What is being asked> Here is a set of records. Copy them all exactly.

Source material>
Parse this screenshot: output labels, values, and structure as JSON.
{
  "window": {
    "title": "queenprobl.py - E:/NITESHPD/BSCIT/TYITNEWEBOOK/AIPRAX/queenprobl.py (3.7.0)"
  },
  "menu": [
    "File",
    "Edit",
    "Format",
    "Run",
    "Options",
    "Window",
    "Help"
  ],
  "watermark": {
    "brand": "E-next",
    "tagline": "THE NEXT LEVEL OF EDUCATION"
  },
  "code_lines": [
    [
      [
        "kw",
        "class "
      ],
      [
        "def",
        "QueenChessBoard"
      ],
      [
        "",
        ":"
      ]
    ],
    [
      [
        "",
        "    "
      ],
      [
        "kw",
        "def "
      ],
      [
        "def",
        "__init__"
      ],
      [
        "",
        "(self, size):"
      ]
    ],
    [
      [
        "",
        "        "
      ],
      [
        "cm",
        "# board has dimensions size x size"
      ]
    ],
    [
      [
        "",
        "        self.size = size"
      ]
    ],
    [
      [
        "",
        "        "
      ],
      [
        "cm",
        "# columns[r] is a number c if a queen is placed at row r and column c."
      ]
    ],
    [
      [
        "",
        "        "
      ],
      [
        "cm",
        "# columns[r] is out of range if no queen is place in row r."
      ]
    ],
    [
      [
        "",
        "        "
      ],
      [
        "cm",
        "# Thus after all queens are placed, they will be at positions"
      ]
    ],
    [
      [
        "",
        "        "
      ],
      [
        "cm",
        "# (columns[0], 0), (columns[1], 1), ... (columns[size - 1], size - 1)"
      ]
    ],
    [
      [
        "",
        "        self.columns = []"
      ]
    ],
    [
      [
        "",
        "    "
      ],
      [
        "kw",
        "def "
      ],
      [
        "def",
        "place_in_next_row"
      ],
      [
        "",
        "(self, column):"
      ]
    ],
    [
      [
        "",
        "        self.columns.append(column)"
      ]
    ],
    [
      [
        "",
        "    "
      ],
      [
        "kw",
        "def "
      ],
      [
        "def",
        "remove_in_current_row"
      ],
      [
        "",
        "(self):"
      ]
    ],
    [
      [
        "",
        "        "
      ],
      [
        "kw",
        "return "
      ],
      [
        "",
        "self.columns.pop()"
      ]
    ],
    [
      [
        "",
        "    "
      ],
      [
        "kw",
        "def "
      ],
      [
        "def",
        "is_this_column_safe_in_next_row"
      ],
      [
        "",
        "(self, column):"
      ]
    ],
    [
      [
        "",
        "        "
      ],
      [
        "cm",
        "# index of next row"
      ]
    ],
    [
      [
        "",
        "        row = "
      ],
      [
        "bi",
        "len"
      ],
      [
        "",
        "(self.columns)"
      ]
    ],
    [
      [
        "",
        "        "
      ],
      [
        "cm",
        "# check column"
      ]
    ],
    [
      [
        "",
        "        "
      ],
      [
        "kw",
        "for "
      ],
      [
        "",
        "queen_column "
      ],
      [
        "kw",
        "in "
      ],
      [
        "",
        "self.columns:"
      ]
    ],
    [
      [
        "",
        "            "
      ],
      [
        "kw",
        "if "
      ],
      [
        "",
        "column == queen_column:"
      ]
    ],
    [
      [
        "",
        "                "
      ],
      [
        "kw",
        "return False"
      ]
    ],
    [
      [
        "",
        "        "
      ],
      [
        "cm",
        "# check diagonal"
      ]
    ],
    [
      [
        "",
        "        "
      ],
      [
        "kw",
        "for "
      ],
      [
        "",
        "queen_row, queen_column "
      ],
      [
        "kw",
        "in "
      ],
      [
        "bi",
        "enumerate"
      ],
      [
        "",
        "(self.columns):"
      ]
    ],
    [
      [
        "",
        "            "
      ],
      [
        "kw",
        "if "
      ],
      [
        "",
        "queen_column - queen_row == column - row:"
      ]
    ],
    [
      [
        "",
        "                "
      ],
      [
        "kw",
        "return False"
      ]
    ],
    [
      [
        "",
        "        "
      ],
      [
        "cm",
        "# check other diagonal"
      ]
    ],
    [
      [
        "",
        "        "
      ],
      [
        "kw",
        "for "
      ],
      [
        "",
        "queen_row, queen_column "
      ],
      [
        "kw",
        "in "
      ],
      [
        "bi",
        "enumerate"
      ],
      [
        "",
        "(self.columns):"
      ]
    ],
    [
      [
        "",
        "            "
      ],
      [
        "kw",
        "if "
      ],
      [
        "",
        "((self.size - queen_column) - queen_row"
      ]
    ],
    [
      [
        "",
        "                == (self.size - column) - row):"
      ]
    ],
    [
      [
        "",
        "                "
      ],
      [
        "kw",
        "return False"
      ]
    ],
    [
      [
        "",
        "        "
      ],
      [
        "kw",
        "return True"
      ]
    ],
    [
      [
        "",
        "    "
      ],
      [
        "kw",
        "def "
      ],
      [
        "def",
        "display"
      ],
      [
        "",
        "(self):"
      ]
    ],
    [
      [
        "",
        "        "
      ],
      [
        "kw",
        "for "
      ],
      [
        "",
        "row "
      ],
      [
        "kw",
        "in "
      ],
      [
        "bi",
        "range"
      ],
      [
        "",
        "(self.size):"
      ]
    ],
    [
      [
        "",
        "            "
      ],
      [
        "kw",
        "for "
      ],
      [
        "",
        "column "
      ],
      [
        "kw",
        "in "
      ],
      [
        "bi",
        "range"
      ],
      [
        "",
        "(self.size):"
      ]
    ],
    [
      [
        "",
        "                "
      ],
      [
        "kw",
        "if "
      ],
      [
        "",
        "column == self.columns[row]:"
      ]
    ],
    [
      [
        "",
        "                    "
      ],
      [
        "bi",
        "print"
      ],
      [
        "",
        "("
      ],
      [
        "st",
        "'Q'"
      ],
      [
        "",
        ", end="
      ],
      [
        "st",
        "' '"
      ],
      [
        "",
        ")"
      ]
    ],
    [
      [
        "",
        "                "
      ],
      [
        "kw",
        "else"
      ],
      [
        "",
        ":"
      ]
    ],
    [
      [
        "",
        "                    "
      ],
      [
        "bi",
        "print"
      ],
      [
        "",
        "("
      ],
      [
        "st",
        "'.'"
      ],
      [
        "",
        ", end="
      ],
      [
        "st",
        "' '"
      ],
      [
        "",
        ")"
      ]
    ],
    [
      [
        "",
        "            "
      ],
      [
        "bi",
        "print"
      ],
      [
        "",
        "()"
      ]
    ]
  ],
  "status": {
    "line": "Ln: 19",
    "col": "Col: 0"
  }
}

Task result>
Parse this screenshot: output labels, values, and structure as JSON.
{
  "window": {
    "title": "queenprobl.py - E:/NITESHPD/BSCIT/TYITNEWEBOOK/AIPRAX/queenprobl.py (3.7.0)"
  },
  "menu": [
    "File",
    "Edit",
    "Format",
    "Run",
    "Options",
    "Window",
    "Help"
  ],
  "watermark": {
    "brand": "E-next",
    "tagline": "THE NEXT LEVEL OF EDUCATION"
  },
  "code_lines": [
    [
      [
        "kw",
        "class "
      ],
      [
        "def",
        "QueenChessBoard"
      ],
      [
        "",
        ":"
      ]
    ],
    [
      [
        "",
        "    "
      ],
      [
        "kw",
        "def "
      ],
      [
        "def",
        "__init__"
      ],
      [
        "",
        "(self, size):"
      ]
    ],
    [
      [
        "",
        "        "
      ],
      [
        "cm",
        "# board has dimensions size x size"
      ]
    ],
    [
      [
        "",
        "        self.size = size"
      ]
    ],
    [
      [
        "",
        "        "
      ],
      [
        "cm",
        "# columns[r] is a number c if a queen is placed at row r and column c."
      ]
    ],
    [
      [
        "",
        "        "
      ],
      [
        "cm",
        "# columns[r] is out of range if no queen is place in row r."
      ]
    ],
    [
      [
        "",
        "        "
      ],
      [
        "cm",
        "# Thus after all queens are placed, they will be at positions"
      ]
    ],
    [
      [
        "",
        "        "
      ],
      [
        "cm",
        "# (columns[0], 0), (columns[1], 1), ... (columns[size - 1], size - 1)"
      ]
    ],
    [
      [
        "",
        "        self.columns = []"
      ]
    ],
    [
      [
        "",
        "    "
      ],
      [
        "kw",
        "def "
      ],
      [
        "def",
        "place_in_next_row"
      ],
      [
        "",
        "(self, column):"
      ]
    ],
    [
      [
        "",
        "        self.columns.append(column)"
      ]
    ],
    [
      [
        "",
        "    "
      ],
      [
        "kw",
        "def "
      ],
      [
        "def",
        "remove_in_current_row"
      ],
      [
        "",
        "(self):"
      ]
    ],
    [
      [
        "",
        "        "
      ],
      [
        "kw",
        "return "
      ],
      [
        "",
        "self.columns.pop()"
      ]
    ],
    [
      [
        "",
        "    "
      ],
      [
        "kw",
        "def "
      ],
      [
        "def",
        "is_this_column_safe_in_next_row"
      ],
      [
        "",
        "(self, column):"
      ]
    ],
    [
      [
        "",
        "        "
      ],
      [
        "cm",
        "# index of next row"
      ]
    ],
    [
      [
        "",
        "        row = "
      ],
      [
        "bi",
        "len"
      ],
      [
        "",
        "(self.columns)"
      ]
    ],
    [
      [
        "",
        "        "
      ],
      [
        "cm",
        "# check column"
      ]
    ],
    [
      [
        "",
        "        "
      ],
      [
        "kw",
        "for "
      ],
      [
        "",
        "queen_column "
      ],
      [
        "kw",
        "in "
      ],
      [
        "",
        "self.columns:"
      ]
    ],
    [
      [
        "",
        "            "
      ],
      [
        "kw",
        "if "
      ],
      [
        "",
        "column == queen_column:"
      ]
    ],
    [
      [
        "",
        "                "
      ],
      [
        "kw",
        "return False"
      ]
    ],
    [
      [
        "",
        "        "
      ],
      [
        "cm",
        "# check diagonal"
      ]
    ],
    [
      [
        "",
        "        "
      ],
      [
        "kw",
        "for "
      ],
      [
        "",
        "queen_row, queen_column "
      ],
      [
        "kw",
        "in "
      ],
      [
        "bi",
        "enumerate"
      ],
      [
        "",
        "(self.columns):"
      ]
    ],
    [
      [
        "",
        "            "
      ],
      [
        "kw",
        "if "
      ],
      [
        "",
        "queen_column - queen_row == column - row:"
      ]
    ],
    [
      [
        "",
        "                "
      ],
      [
        "kw",
        "return False"
      ]
    ],
    [
      [
        "",
        "        "
      ],
      [
        "cm",
        "# check other diagonal"
      ]
    ],
    [
      [
        "",
        "        "
      ],
      [
        "kw",
        "for "
      ],
      [
        "",
        "queen_row, queen_column "
      ],
      [
        "kw",
        "in "
      ],
      [
        "bi",
        "enumerate"
      ],
      [
        "",
        "(self.columns):"
      ]
    ],
    [
      [
        "",
        "            "
      ],
      [
        "kw",
        "if "
      ],
      [
        "",
        "((self.size - queen_column) - queen_row"
      ]
    ],
    [
      [
        "",
        "                == (self.size - column) - row):"
      ]
    ],
    [
      [
        "",
        "                "
      ],
      [
        "kw",
        "return False"
      ]
    ],
    [
      [
        "",
        "        "
      ],
      [
        "kw",
        "return True"
      ]
    ],
    [
      [
        "",
        "    "
      ],
      [
        "kw",
        "def "
      ],
      [
        "def",
        "display"
      ],
      [
        "",
        "(self):"
      ]
    ],
    [
      [
        "",
        "        "
      ],
      [
        "kw",
        "for "
      ],
      [
        "",
        "row "
      ],
      [
        "kw",
        "in "
      ],
      [
        "bi",
        "range"
      ],
      [
        "",
        "(self.size):"
      ]
    ],
    [
      [
        "",
        "            "
      ],
      [
        "kw",
        "for "
      ],
      [
        "",
        "column "
      ],
      [
        "kw",
        "in "
      ],
      [
        "bi",
        "range"
      ],
      [
        "",
        "(self.size):"
      ]
    ],
    [
      [
        "",
        "                "
      ],
      [
        "kw",
        "if "
      ],
      [
        "",
        "column == self.columns[row]:"
      ]
    ],
    [
      [
        "",
        "                    "
      ],
      [
        "bi",
        "print"
      ],
      [
        "",
        "("
      ],
      [
        "st",
        "'Q'"
      ],
      [
        "",
        ", end="
      ],
      [
        "st",
        "' '"
      ],
      [
        "",
        ")"
      ]
    ],
    [
      [
        "",
        "                "
      ],
      [
        "kw",
        "else"
      ],
      [
        "",
        ":"
      ]
    ],
    [
      [
        "",
        "                    "
      ],
      [
        "bi",
        "print"
      ],
      [
        "",
        "("
      ],
      [
        "st",
        "'.'"
      ],
      [
        "",
        ", end="
      ],
      [
        "st",
        "' '"
      ],
      [
        "",
        ")"
      ]
    ],
    [
      [
        "",
        "            "
      ],
      [
        "bi",
        "print"
      ],
      [
        "",
        "()"
      ]
    ]
  ],
  "status": {
    "line": "Ln: 19",
    "col": "Col: 0"
  }
}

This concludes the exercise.